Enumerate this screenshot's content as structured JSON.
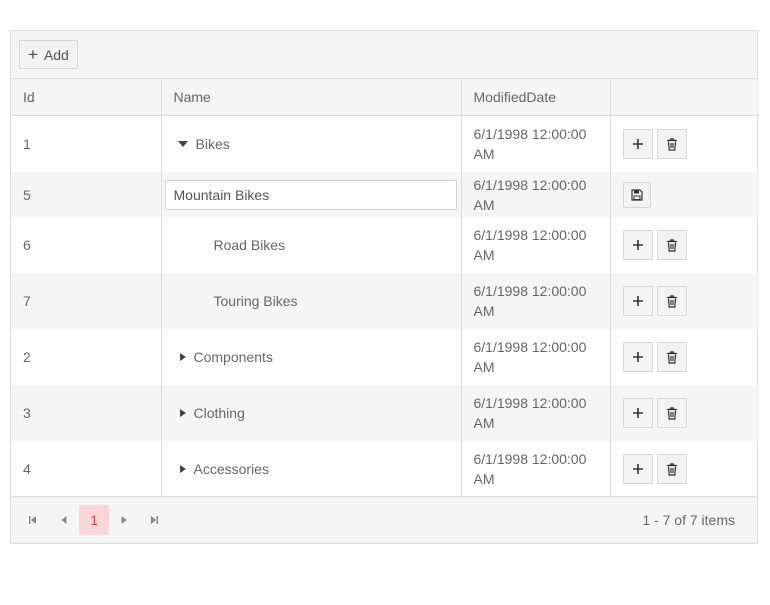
{
  "toolbar": {
    "add_label": "Add"
  },
  "columns": {
    "id": "Id",
    "name": "Name",
    "modified": "ModifiedDate"
  },
  "rows": [
    {
      "id": "1",
      "name": "Bikes",
      "modified": "6/1/1998 12:00:00 AM",
      "state": "expanded"
    },
    {
      "id": "5",
      "name": "Mountain Bikes",
      "modified": "6/1/1998 12:00:00 AM",
      "state": "editing"
    },
    {
      "id": "6",
      "name": "Road Bikes",
      "modified": "6/1/1998 12:00:00 AM",
      "state": "child"
    },
    {
      "id": "7",
      "name": "Touring Bikes",
      "modified": "6/1/1998 12:00:00 AM",
      "state": "child"
    },
    {
      "id": "2",
      "name": "Components",
      "modified": "6/1/1998 12:00:00 AM",
      "state": "collapsed"
    },
    {
      "id": "3",
      "name": "Clothing",
      "modified": "6/1/1998 12:00:00 AM",
      "state": "collapsed"
    },
    {
      "id": "4",
      "name": "Accessories",
      "modified": "6/1/1998 12:00:00 AM",
      "state": "collapsed"
    }
  ],
  "pager": {
    "current_page": "1",
    "info": "1 - 7 of 7 items"
  },
  "icons": {
    "add": "plus-icon",
    "delete": "trash-icon",
    "save": "save-icon",
    "expanded": "caret-down-icon",
    "collapsed": "caret-right-icon"
  },
  "colors": {
    "active_page_bg": "#fad6d6",
    "active_page_text": "#e8413c",
    "header_bg": "#f5f5f5",
    "border": "#dcdcdc"
  }
}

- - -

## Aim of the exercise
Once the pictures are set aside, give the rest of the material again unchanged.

## Answer to this problem
Enumerate this screenshot's content as structured JSON.
{
  "toolbar": {
    "add_label": "Add"
  },
  "columns": {
    "id": "Id",
    "name": "Name",
    "modified": "ModifiedDate"
  },
  "rows": [
    {
      "id": "1",
      "name": "Bikes",
      "modified": "6/1/1998 12:00:00 AM",
      "state": "expanded"
    },
    {
      "id": "5",
      "name": "Mountain Bikes",
      "modified": "6/1/1998 12:00:00 AM",
      "state": "editing"
    },
    {
      "id": "6",
      "name": "Road Bikes",
      "modified": "6/1/1998 12:00:00 AM",
      "state": "child"
    },
    {
      "id": "7",
      "name": "Touring Bikes",
      "modified": "6/1/1998 12:00:00 AM",
      "state": "child"
    },
    {
      "id": "2",
      "name": "Components",
      "modified": "6/1/1998 12:00:00 AM",
      "state": "collapsed"
    },
    {
      "id": "3",
      "name": "Clothing",
      "modified": "6/1/1998 12:00:00 AM",
      "state": "collapsed"
    },
    {
      "id": "4",
      "name": "Accessories",
      "modified": "6/1/1998 12:00:00 AM",
      "state": "collapsed"
    }
  ],
  "pager": {
    "current_page": "1",
    "info": "1 - 7 of 7 items"
  },
  "icons": {
    "add": "plus-icon",
    "delete": "trash-icon",
    "save": "save-icon",
    "expanded": "caret-down-icon",
    "collapsed": "caret-right-icon"
  },
  "colors": {
    "active_page_bg": "#fad6d6",
    "active_page_text": "#e8413c",
    "header_bg": "#f5f5f5",
    "border": "#dcdcdc"
  }
}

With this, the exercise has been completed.